Free format text: ASSIGNMENT OF ASSIGNORS INTEREST.;ASSIGNORS:METTLER, ROLLIN W. JR.;METTLER, JOHN H.;REEL/FRAME:004582/0518
Effective date: 19860718
Owner name: MINT-PAC TECHNOLOGIES, INC., 400 SACKETT POINT ROA
Free format text: ASSIGNMENT OF ASSIGNORS INTEREST.;ASSIGNORS:METTLER, ROLLIN W., JR.;METTLER, JOHN H.;IMPEY, JOHN;REEL/FRAME:004582/0537
Effective date: 19860718
Owner name: MINT-PAC TECHNOLOGIES, INC.,CONNECTICUT
Free format text: ASSIGNMENT OF ASSIGNORS INTEREST;ASSIGNORS:METTLER, ROLLIN W. JR.;METTLER, JOHN H.;REEL/FRAME:004582/0518
Effective date: 19860718
Owner name: MINT-PAC TECHNOLOGIES, INC.,CONNECTICUT
Free format text: ASSIGNMENT OF ASSIGNORS INTEREST;ASSIGNORS:METTLER, ROLLIN W., JR.;METTLER, JOHN H.;IMPEY, JOHN;REEL/FRAME:004582/0537

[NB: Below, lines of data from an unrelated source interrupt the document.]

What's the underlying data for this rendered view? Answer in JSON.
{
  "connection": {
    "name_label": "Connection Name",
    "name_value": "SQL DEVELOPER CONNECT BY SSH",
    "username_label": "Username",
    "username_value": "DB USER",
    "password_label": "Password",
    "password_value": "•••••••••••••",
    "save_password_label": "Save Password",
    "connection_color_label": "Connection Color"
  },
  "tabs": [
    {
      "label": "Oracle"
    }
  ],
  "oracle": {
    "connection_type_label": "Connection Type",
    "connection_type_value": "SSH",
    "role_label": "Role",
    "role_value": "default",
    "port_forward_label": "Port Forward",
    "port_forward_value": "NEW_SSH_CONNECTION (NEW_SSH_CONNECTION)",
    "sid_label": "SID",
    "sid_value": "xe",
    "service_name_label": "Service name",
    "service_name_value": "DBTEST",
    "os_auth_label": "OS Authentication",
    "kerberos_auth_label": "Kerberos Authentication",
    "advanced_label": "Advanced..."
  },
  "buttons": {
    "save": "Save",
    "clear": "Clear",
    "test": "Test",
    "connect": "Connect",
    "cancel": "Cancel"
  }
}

Effective date: 19860718
|Sep 11, 1989||FPAY||Fee payment|
Year of fee payment: 4
|Oct 4, 1993||FPAY||Fee payment|
Year of fee payment: 8
|Oct 7, 1993||AS||Assignment|
Owner name: CIT GROUP/CREDIT FINANCE, INC., THE, NEW YORK
Free format text: SECURITY INTEREST;ASSIGNOR:CIRCUIT-WISE, INC.;REEL/FRAME:006714/0971
Effective date: 19930930
|Feb 14, 1998||REMI||Maintenance fee reminder mailed|
|May 24, 1998||LAPS||Lapse for failure to pay maintenance fees|
|Aug 4, 1998||FP||Expired due to failure to pay maintenance fee|
Effective date: 19980527